● Supplied information:
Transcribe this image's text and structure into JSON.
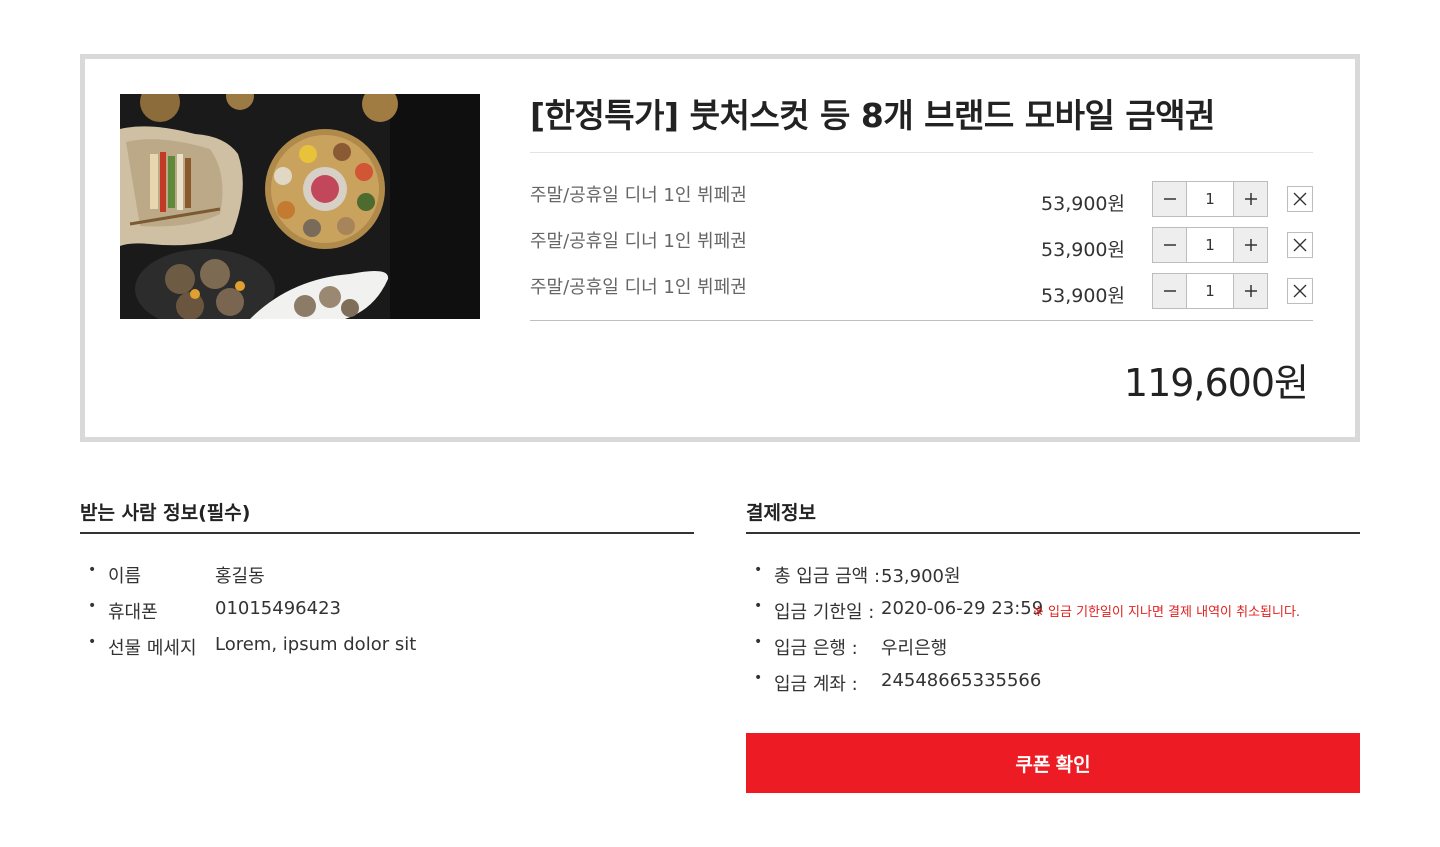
{
  "product": {
    "title": "[한정특가] 붓처스컷 등 8개 브랜드 모바일 금액권",
    "options": [
      {
        "name": "주말/공휴일 디너 1인 뷔페권",
        "price": "53,900원",
        "quantity": "1"
      },
      {
        "name": "주말/공휴일 디너 1인 뷔페권",
        "price": "53,900원",
        "quantity": "1"
      },
      {
        "name": "주말/공휴일 디너 1인 뷔페권",
        "price": "53,900원",
        "quantity": "1"
      }
    ],
    "total": "119,600원",
    "icons": {
      "decrease": "minus-icon",
      "increase": "plus-icon",
      "remove": "close-icon"
    }
  },
  "recipient": {
    "title": "받는 사람 정보(필수)",
    "rows": [
      {
        "bullet": "•",
        "label": "이름",
        "value": "홍길동"
      },
      {
        "bullet": "•",
        "label": "휴대폰",
        "value": "01015496423"
      },
      {
        "bullet": "•",
        "label": "선물 메세지",
        "value": "Lorem, ipsum dolor sit"
      }
    ]
  },
  "payment": {
    "title": "결제정보",
    "rows": [
      {
        "bullet": "•",
        "label": "총 입금 금액 :",
        "value": "53,900원"
      },
      {
        "bullet": "•",
        "label": "입금 기한일 :",
        "value": "2020-06-29 23:59",
        "notice": "※ 입금 기한일이 지나면 결제 내역이 취소됩니다."
      },
      {
        "bullet": "•",
        "label": "입금 은행 :",
        "value": "우리은행"
      },
      {
        "bullet": "•",
        "label": "입금 계좌 :",
        "value": "24548665335566"
      }
    ]
  },
  "coupon_button": {
    "label": "쿠폰 확인"
  },
  "colors": {
    "accent": "#ed1c24",
    "notice": "#e02020",
    "box_border": "#d9d9d9"
  }
}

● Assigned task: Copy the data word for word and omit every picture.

● Result below:
Transcribe this image's text and structure into JSON.
{
  "product": {
    "title": "[한정특가] 붓처스컷 등 8개 브랜드 모바일 금액권",
    "options": [
      {
        "name": "주말/공휴일 디너 1인 뷔페권",
        "price": "53,900원",
        "quantity": "1"
      },
      {
        "name": "주말/공휴일 디너 1인 뷔페권",
        "price": "53,900원",
        "quantity": "1"
      },
      {
        "name": "주말/공휴일 디너 1인 뷔페권",
        "price": "53,900원",
        "quantity": "1"
      }
    ],
    "total": "119,600원",
    "icons": {
      "decrease": "minus-icon",
      "increase": "plus-icon",
      "remove": "close-icon"
    }
  },
  "recipient": {
    "title": "받는 사람 정보(필수)",
    "rows": [
      {
        "bullet": "•",
        "label": "이름",
        "value": "홍길동"
      },
      {
        "bullet": "•",
        "label": "휴대폰",
        "value": "01015496423"
      },
      {
        "bullet": "•",
        "label": "선물 메세지",
        "value": "Lorem, ipsum dolor sit"
      }
    ]
  },
  "payment": {
    "title": "결제정보",
    "rows": [
      {
        "bullet": "•",
        "label": "총 입금 금액 :",
        "value": "53,900원"
      },
      {
        "bullet": "•",
        "label": "입금 기한일 :",
        "value": "2020-06-29 23:59",
        "notice": "※ 입금 기한일이 지나면 결제 내역이 취소됩니다."
      },
      {
        "bullet": "•",
        "label": "입금 은행 :",
        "value": "우리은행"
      },
      {
        "bullet": "•",
        "label": "입금 계좌 :",
        "value": "24548665335566"
      }
    ]
  },
  "coupon_button": {
    "label": "쿠폰 확인"
  },
  "colors": {
    "accent": "#ed1c24",
    "notice": "#e02020",
    "box_border": "#d9d9d9"
  }
}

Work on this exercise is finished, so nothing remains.